I’m a transplant from a larger city. The dating scene in Cleveland is smaller than I’m used to, and I’m not sure how to proceed. I was in a relationship for a while, but it didn’t work out, and now it seems like everyone I meet is connected to my ex-girlfriend. My question: How do you date in a small Jewish community where everyone seems to know each other?
– Not a Double Dipper
Dating in a smaller town can be fraught with peril. You’re hitting it off with a redhead at The Velvet Tango Room when your ex’s brother walks in – and winks at you – to let you know he sees you. There’s no escape.
Once you accept this loss of anonymity, dating in a smaller community can also have advantages. It can feel friendly and familiar, and you can develop strong bonds that will last a lifetime. People know who you are, and they remember how you acted in your last relationship, which is great if you’re a mensch. Unless you want the whole shtetl to know that you snore in your sleep, try to keep things civil with your ex. If anyone asks about her, speak well of your time together. Hopefully, she will follow suit.
Remember, your ex doesn’t own the whole singles scene. Just because a woman went to the same Hillel as your ex doesn’t mean she’s off limits. The scene can be lean. Here are some statistics to calculate your chances of meeting a match in the CLE.
The Jewish Federation of Cleveland released data from its 2011 Greater Cleveland Jewish Population Study, indicating there are roughly 80,800 Jews in the Cleveland area.
- 23 percent of the population is children, which leaves 62,216 Jewish adults.
- 49 percent of the population is men, so that leaves 31,730 Jewish women.
- 51 percent of the women are married, which leaves 15,548 unmarried women.
The study doesn’t break down the numbers further, but we can imagine based on similar numbers from the general population that there are approximately 9,800 Jewish women in Cleveland who are romantically unattached and interested in dating men. If you want to date someone who is near your age, we can divide by three to represent three major age groups, which limit the pool to roughly 3,266.

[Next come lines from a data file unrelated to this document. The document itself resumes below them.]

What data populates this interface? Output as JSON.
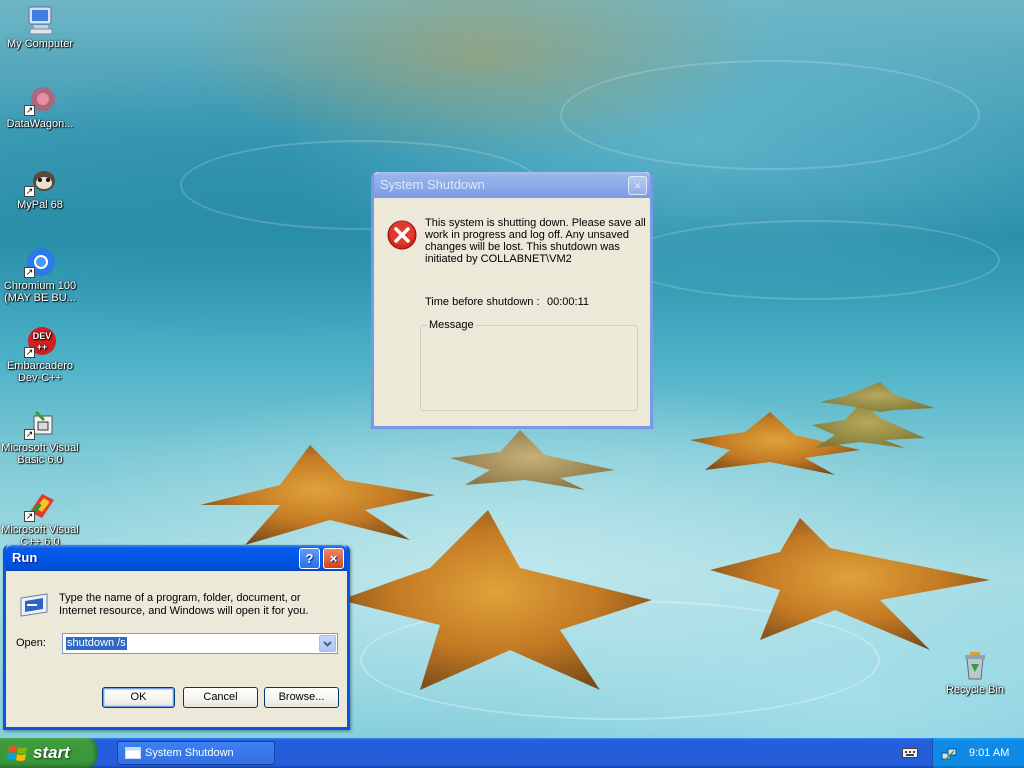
{
  "desktop_icons": [
    {
      "label": "My Computer",
      "icon": "my-computer-icon"
    },
    {
      "label": "DataWagon...",
      "icon": "datawagon-icon"
    },
    {
      "label": "MyPal 68",
      "icon": "mypal-icon"
    },
    {
      "label": "Chromium 100 (MAY BE BU...",
      "icon": "chromium-icon"
    },
    {
      "label": "Embarcadero Dev-C++",
      "icon": "devcpp-icon",
      "badge": "DEV",
      "badge2": "++"
    },
    {
      "label": "Microsoft Visual Basic 6.0",
      "icon": "vb6-icon"
    },
    {
      "label": "Microsoft Visual C++ 6.0",
      "icon": "vc6-icon"
    },
    {
      "label": "Recycle Bin",
      "icon": "recycle-bin-icon"
    }
  ],
  "shutdown_dialog": {
    "title": "System Shutdown",
    "close_glyph": "×",
    "message": "This system is shutting down. Please save all work in progress and log off. Any unsaved changes will be lost. This shutdown was initiated by COLLABNET\\VM2",
    "time_label": "Time before shutdown :",
    "time_value": "00:00:11",
    "message_group_label": "Message",
    "message_text": ""
  },
  "run_dialog": {
    "title": "Run",
    "help_glyph": "?",
    "close_glyph": "×",
    "description": "Type the name of a program, folder, document, or Internet resource, and Windows will open it for you.",
    "open_label": "Open:",
    "open_value": "shutdown /s",
    "ok_label": "OK",
    "cancel_label": "Cancel",
    "browse_label": "Browse..."
  },
  "taskbar": {
    "start_label": "start",
    "tasks": [
      {
        "label": "System Shutdown",
        "active": false
      }
    ],
    "clock": "9:01 AM"
  },
  "colors": {
    "title_active": "#0058e6",
    "title_inactive": "#7b98e2",
    "dialog_face": "#ece9d8",
    "start_green": "#3a953a",
    "tray_blue": "#0f8ae6"
  }
}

Once you factor in other preferences: height, weight, education, socio-economics, her hamantaschen baking skills, if she likes Adam Sandler, if she can tell a good summer camp story, you further refine your numbers. Let’s estimate you could be compatible with about 10 percent of the available women.
That means that out of the entire pool of Jewish singles in Cleveland, there are around 325 women who could be a match, which may not sound like many, but as my grandma always said, “You only need one.”
If you dare disagree with grandma, here are some ways to expand your social network:
- Check out groups and events like the Young Leadership Division, JCLE, Moishe House, Meetup.com, Jewish book and film festivals, charity happy hours, matchmaking services and speed dating events.
- To further expand your reach, you can tap into the national (or international) catalog of eligible Jewish singles through online dating sites and attend Jewish retreats or parties like The Ball hosted by Let My People Go. The catch is that if you fall in love, you have to be willing to move, or have some cache to get your dream girl to relocate to the 216.
- According to the Pew Research Center’s 2013 survey, 58 percent of Jews married non-Jews from 2000 to 2013. If dating a non-Jew is an option, looking outside the tribe is another way to increase your pool of single women.
I’ll look forward to seeing you around town – because it’s unavoidable. Wink. Happy dating! js
Elana Averbach is passionate about helping people find love. As a dating coach and licensed therapist, she helps clients optimize their online dating profiles, overcome approach anxiety, challenge self-defeating beliefs and develop skills for building attraction. Learn more at kickstartlove.com.
Looking for love? Send your dating questions to AskElana@jstylemagazine.com.